Experts have traditionally assumed that sexual transmission of HCV is rare, based on studies of HIV-negative heterosexual couples. But the risk appears higher among people with multiple sex partners. Most studies to date have found that the risk of HIV-negative gay men becoming infected with HCV through sex is very low, but not zero. It is not yet clear why HCV sexual transmission is more common among HIV-positive men, since it can occur in people who still have well-preserved immune function with high CD4 T-cell counts.

Katie McFaul from Chelsea and Westminster Hospital and colleagues performed a retrospective study of acute hepatitis C among a population of HIV-negative gay and bisexual men in London. Their findings were previously presented in part at the 2014Interscience Conference on Antimicrobial Agents and Chemotherapy.

The researchers looked at data from all HIV-negative men who have sex with men (MSM) who had positive HCV antibody tests at sexual health clinicsbetween January 2010 and May 2014. They used European AIDS Network (NEAT) criteria to determine acute infection, indicated by a positive HCV antibody or HCV RNA test following a documented negative test. Other criteria included ALT liver enzyme elevation following a normal level or clinical symptoms such as fever, fatigue, nausea, jaundice, or upper abdominal pain.
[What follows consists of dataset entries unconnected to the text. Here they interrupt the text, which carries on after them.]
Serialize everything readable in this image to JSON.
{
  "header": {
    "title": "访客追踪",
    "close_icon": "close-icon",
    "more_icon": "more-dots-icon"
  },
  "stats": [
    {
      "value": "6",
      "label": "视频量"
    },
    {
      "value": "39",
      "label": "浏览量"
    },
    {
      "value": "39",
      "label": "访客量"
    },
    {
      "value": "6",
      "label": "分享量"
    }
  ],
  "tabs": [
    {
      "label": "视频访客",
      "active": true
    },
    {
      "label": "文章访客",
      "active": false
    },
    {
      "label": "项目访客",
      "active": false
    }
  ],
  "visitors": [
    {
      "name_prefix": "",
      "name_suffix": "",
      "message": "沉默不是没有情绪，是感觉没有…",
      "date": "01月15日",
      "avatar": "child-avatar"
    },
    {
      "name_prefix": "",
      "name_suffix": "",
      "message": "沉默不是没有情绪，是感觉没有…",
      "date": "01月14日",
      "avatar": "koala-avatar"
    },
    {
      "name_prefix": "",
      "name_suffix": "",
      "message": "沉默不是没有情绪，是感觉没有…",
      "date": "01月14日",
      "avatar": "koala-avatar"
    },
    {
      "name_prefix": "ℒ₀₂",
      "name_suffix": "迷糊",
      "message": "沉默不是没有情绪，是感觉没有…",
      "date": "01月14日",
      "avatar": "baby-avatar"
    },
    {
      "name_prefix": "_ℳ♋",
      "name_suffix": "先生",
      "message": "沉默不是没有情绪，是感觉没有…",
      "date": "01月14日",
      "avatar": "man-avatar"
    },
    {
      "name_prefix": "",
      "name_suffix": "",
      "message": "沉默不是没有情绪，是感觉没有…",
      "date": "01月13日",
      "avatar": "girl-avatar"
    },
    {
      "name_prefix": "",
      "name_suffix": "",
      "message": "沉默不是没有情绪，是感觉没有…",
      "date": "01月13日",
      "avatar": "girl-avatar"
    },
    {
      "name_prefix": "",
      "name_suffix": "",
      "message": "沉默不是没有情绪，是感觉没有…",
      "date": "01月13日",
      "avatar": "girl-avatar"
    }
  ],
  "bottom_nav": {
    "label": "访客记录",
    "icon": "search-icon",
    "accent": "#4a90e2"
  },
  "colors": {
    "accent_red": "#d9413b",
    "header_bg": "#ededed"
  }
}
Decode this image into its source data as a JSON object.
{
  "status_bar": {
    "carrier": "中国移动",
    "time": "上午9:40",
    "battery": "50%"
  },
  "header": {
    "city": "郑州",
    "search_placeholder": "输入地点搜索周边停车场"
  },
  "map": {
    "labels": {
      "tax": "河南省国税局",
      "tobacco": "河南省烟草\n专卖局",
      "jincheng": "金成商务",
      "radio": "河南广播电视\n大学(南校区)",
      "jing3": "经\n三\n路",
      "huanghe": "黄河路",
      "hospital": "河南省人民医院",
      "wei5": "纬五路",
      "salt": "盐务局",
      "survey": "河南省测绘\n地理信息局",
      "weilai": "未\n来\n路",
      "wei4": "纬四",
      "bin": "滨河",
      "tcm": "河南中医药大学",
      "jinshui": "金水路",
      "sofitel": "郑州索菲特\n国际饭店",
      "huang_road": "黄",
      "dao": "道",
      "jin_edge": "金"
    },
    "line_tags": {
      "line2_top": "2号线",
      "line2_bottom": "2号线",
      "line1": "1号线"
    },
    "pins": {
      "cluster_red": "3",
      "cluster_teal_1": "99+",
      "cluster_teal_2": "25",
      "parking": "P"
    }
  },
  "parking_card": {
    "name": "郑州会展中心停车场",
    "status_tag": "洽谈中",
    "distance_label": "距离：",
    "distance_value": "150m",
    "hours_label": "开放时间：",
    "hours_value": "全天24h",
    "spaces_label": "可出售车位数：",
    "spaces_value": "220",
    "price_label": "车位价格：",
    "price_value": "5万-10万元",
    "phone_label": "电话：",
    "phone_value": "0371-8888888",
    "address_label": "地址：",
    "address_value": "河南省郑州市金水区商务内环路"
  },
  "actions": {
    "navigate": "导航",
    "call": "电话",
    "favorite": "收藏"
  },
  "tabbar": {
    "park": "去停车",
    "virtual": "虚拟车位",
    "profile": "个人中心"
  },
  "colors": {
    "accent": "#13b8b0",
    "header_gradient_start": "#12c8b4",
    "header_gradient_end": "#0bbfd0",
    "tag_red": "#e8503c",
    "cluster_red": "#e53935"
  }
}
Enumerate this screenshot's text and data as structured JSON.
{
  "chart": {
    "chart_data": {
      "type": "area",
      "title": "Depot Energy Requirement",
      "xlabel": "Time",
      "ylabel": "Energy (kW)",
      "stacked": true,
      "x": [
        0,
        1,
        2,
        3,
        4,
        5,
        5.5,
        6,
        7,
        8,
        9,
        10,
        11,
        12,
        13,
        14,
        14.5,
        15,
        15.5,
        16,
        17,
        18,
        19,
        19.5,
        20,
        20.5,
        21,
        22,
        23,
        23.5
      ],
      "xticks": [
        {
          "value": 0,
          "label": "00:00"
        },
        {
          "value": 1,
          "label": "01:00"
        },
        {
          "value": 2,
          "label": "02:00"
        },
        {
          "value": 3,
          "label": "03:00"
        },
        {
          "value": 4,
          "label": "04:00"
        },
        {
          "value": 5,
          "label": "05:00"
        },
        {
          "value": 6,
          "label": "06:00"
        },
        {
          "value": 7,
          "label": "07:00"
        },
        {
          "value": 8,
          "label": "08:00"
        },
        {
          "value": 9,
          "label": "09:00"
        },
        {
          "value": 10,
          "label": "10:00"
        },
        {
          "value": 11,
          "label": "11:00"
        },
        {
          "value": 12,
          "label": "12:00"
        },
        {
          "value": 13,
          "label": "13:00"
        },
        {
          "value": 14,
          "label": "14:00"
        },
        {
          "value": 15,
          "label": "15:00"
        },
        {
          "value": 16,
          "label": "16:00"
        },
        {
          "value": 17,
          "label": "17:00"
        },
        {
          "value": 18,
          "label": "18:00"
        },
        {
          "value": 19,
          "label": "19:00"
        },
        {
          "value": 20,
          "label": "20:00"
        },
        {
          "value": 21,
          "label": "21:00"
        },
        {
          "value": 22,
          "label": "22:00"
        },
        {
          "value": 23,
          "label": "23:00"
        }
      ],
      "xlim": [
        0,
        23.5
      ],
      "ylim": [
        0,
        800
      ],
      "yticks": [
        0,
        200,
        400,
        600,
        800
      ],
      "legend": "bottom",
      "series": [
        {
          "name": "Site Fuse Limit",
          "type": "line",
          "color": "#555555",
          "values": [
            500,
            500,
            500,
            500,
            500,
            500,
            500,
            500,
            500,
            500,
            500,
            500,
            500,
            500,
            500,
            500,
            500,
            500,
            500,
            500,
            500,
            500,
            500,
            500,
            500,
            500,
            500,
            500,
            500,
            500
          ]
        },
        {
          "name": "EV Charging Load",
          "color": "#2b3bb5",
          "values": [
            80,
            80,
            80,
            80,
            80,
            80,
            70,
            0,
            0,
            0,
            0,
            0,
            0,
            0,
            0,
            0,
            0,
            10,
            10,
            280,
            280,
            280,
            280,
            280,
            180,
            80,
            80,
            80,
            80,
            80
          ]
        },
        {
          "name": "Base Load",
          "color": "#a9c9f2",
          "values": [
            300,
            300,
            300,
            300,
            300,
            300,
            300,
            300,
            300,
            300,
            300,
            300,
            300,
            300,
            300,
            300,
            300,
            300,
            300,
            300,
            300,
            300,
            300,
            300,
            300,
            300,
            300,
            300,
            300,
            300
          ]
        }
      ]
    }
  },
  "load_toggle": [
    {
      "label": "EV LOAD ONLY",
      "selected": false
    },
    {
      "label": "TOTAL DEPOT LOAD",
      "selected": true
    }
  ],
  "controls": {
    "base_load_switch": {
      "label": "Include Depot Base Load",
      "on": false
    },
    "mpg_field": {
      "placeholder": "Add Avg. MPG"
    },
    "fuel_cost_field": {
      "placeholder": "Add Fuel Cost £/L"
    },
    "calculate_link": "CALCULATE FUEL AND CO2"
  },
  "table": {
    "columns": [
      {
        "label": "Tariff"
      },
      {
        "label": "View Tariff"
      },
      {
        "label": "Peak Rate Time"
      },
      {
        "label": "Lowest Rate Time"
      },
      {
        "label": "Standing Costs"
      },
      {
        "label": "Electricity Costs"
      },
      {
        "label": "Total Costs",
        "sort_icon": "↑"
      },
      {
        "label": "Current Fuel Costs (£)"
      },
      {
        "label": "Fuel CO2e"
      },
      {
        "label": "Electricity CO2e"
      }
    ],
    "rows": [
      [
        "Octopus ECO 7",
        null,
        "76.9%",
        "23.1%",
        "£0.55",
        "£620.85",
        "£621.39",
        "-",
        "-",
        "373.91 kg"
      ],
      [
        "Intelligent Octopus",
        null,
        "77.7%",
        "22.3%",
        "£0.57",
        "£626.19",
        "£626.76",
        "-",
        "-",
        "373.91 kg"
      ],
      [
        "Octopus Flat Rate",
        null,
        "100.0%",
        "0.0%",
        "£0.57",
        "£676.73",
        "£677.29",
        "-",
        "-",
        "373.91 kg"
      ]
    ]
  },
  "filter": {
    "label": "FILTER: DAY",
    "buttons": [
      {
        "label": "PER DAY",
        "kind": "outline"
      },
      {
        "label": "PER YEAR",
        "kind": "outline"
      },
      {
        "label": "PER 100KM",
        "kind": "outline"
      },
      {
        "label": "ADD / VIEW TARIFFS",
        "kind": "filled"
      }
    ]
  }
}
Results

  • A total of 44 HIV-negative men fulfilled the criteria for acute hepatitis C:

o   10 men (23%) were HCV RNA negative at baseline and classified as having prior spontaneous HCV clearance;

o   15 men (34%) previously had a negative HCV antibody test within the prior year;

o   11 men (25%) had significant ALT elevations;

o   18 men (41%) were clinically diagnosed based on exposure risk and history.

  • Two-thirds of the HIV-negative menwith acute hepatitis C were white and the median age was 37 years.
  • The men reported a median of 2 and an average of 7 sex partners (range 1-100).
  • Most had HCV genotype 1 -- the most common type in the U.K. -- though a few had genotypes 3 or 4.
  • 41 men (93%) reported anal sex without condoms; most (88%) were both tops and bottoms, but 4 reported only receptive and 1 reported only insertive intercourse.
  • Substantial proportions reported other potential risk factors for HCV infection:

o   12 (27%) engaged in group sex;

o   11 (25%) practiced fisting;

o   16 (36%) reported nasal drug use and 9 (21%) reported injection drug use;

o   14 (32%) said they had unprotected sex while using recreational drugs.

o   13 men (30%) had a co-existing sexually transmitted infection at the time of acute hepatitis C diagnosis.

  • 29 men said they were aware of a partner's HIV or HCV status, including 2 (5%) who had sex with a known HCV monoinfected partner, 13 (30%) who did so with an HIV-monoinfected partner, and 6 (14%) who did so with an HIV/HCV coinfected partner.
  • 8 men (18%) had received HIV post-exposure prophylaxis (PEP) within the 6 months prior to HCV diagnosis, and 2 men (5%) were participants in a HIV pre-exposure prophylaxis (PrEP) trial.
  • 15 men with acute infection (34%) experienced spontaneous HCV clearance, while 11 (25%) received hepatitis C treatment.

Looking at testing practices, based on the number of HIV-negative MSM seeking sexual health services who received an HCV test in a typical month, McFaul's team estimated that fewer than 35,000 HIV-negative men -- or about 15% -- had been screened for HCV, while nearly 200,000 were not screened.

"HIV-negative MSM remain at risk of HCV infection, sharing similar risk behaviors as HIV-positive MSM," the study authors concluded. "HCV testing should be part of routine sexual health screening in those with risk factors, particularly in environments with high HCV prevalence."

Though the rate of acute HCV diagnosis was low in this population -- 44 out of more than 34,000 HIV-negative men, or less than 1% -- the researchers consider it an important yet under-researched issue.

"Accurate history taking, documentation of drug use, and risk prevention strategies are crucial in this population," they wrote. "Larger, prospective data are needed to further clarify the incidence and prevalence of hepatitis C in MSM without HIV infection."

7/9/15

Reference

K McFaul, A Maghlaoui, M Nzuruba, et al. Acute hepatitis C infection in HIV-negative men who have sex with men. Journal of Viral Hepatitis 22(6):535-538. June 2015.